- **The task**:
Report every line from the following entries that contains the string "Recognition".

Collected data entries
• • • • • • •

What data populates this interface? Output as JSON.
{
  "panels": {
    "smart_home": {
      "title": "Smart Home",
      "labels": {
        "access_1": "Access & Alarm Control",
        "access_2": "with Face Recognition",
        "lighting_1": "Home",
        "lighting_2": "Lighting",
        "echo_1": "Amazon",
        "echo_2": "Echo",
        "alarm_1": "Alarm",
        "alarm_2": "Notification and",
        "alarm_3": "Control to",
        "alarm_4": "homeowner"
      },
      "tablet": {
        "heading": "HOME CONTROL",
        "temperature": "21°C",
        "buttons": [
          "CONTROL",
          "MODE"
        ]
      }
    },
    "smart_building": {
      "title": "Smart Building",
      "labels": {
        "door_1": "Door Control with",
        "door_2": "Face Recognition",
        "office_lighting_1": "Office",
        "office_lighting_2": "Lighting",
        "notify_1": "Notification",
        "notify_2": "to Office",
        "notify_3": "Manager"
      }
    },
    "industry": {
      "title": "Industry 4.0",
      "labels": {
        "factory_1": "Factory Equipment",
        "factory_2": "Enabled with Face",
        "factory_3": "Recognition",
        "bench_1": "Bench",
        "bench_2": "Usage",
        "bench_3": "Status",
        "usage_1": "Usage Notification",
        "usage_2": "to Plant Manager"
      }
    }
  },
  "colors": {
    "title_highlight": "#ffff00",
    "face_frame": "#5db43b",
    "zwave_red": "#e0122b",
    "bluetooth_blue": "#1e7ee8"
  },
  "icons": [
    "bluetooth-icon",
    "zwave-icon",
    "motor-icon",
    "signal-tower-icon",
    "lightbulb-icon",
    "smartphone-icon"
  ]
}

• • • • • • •

- **Task response**:
        "access_2": "with Face Recognition",
        "door_2": "Face Recognition",
        "factory_3": "Recognition",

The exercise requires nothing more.